With a focus on childcare, the Conservatives plan to expand access to affordable childcare services. This includes increasing funding for childcare providers and offering more flexible childcare options for working parents. The milestones set by the Conservative Party include an expansion of free childcare to 30 hours per week for all eligible parents with children from nine months old until they start school by September 2025. Both employers and parents would benefit from a more stable and engaged workforce, as employees with young children find it easier to balance work and family responsibilities.

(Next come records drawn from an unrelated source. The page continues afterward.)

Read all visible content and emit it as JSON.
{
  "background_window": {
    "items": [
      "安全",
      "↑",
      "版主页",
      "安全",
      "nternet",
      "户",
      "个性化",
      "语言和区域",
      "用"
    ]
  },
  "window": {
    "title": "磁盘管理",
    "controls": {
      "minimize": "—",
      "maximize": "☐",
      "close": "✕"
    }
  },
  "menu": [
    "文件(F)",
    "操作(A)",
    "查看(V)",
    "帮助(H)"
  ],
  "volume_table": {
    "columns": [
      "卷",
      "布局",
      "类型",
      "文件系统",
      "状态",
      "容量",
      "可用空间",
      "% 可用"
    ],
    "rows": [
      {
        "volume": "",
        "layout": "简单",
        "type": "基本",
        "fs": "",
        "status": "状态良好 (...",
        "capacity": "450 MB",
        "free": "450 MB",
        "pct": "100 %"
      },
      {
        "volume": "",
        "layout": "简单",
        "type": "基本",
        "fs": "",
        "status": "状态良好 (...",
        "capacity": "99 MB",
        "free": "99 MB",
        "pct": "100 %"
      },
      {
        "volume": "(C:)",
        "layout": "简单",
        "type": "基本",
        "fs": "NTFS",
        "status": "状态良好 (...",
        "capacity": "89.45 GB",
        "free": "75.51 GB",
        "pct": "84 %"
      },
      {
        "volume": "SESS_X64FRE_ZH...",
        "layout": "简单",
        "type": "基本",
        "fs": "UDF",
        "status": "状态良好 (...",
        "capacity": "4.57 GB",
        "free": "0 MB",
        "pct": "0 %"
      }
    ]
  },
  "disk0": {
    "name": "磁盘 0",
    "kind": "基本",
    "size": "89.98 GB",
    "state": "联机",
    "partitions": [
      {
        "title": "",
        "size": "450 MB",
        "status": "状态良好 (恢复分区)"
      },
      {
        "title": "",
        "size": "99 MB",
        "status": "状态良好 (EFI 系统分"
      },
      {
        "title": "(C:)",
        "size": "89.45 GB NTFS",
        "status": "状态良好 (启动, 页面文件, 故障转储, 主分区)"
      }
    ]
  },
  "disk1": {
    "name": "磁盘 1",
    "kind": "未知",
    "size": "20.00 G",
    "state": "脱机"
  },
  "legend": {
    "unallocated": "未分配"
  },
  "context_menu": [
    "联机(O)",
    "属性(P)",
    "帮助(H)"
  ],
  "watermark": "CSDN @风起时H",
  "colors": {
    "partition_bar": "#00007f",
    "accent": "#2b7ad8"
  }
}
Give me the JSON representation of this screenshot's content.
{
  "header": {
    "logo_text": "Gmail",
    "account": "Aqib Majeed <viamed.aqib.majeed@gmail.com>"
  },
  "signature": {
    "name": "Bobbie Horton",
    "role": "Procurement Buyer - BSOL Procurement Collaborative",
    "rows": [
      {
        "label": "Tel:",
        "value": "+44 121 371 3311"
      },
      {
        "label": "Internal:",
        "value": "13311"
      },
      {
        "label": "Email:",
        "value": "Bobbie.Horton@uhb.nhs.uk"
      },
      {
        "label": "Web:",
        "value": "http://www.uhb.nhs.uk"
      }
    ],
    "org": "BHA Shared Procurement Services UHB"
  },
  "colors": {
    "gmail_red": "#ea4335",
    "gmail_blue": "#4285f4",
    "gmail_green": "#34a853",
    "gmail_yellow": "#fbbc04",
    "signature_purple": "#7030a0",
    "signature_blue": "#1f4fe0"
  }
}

While the Conservative Party's 2024 election manifesto does not provide a strong focus on employment policies, the ones suggested do come with implications for employers. The proposed reforms aim to balance economic growth with social equity, however, they also present challenges. The continuation of minimum service levels could limit the leverage of labour strikes, potentially creating friction with unions. Tightening controls on DEI initiatives may spark debate over the adequacy of workplace diversity efforts. The amendments to the Equality Act with regards to sex as a protected characteristic could demand significant policy updates and training efforts.

The reduction in National Insurance contributions is a financial relief for employers, but the simultaneous increase of the NLW will necessitate careful financial planning to manage rising labour costs. Expanded childcare support and the overhaul of the 'fit note' system could improve workforce stability yet they come with a price in that employers will potentially have to adapt to new administrative processes.

While the apprenticeship expansion offers long-term benefits, it also requires immediate investment and commitment from businesses as well as adaptability to training initiatives and the change they can bring to the overall workforce. An increase in free childcare hours for children from nine months old until they start school could significantly improve the employment landscape for eligible working parents.

Overall these proposals necessitate a proactive and strategic approach from employers to navigate the potential disruptions and capitalise on the opportunities presented by the Conservatives.

Should you require any support or if you would like to discuss any of the proposals outlined in this article, we have a dedicated team of specialist employment lawyers who can help, so please get in touch. Look out for our other articles on the employment proposals in the Liberal Democrats and Labour Party manifestos.


A special thank you to Johanna Guttler who helped put this article together.

This article is for general information only and reflects the position at the date of publication. It does not constitute legal advice.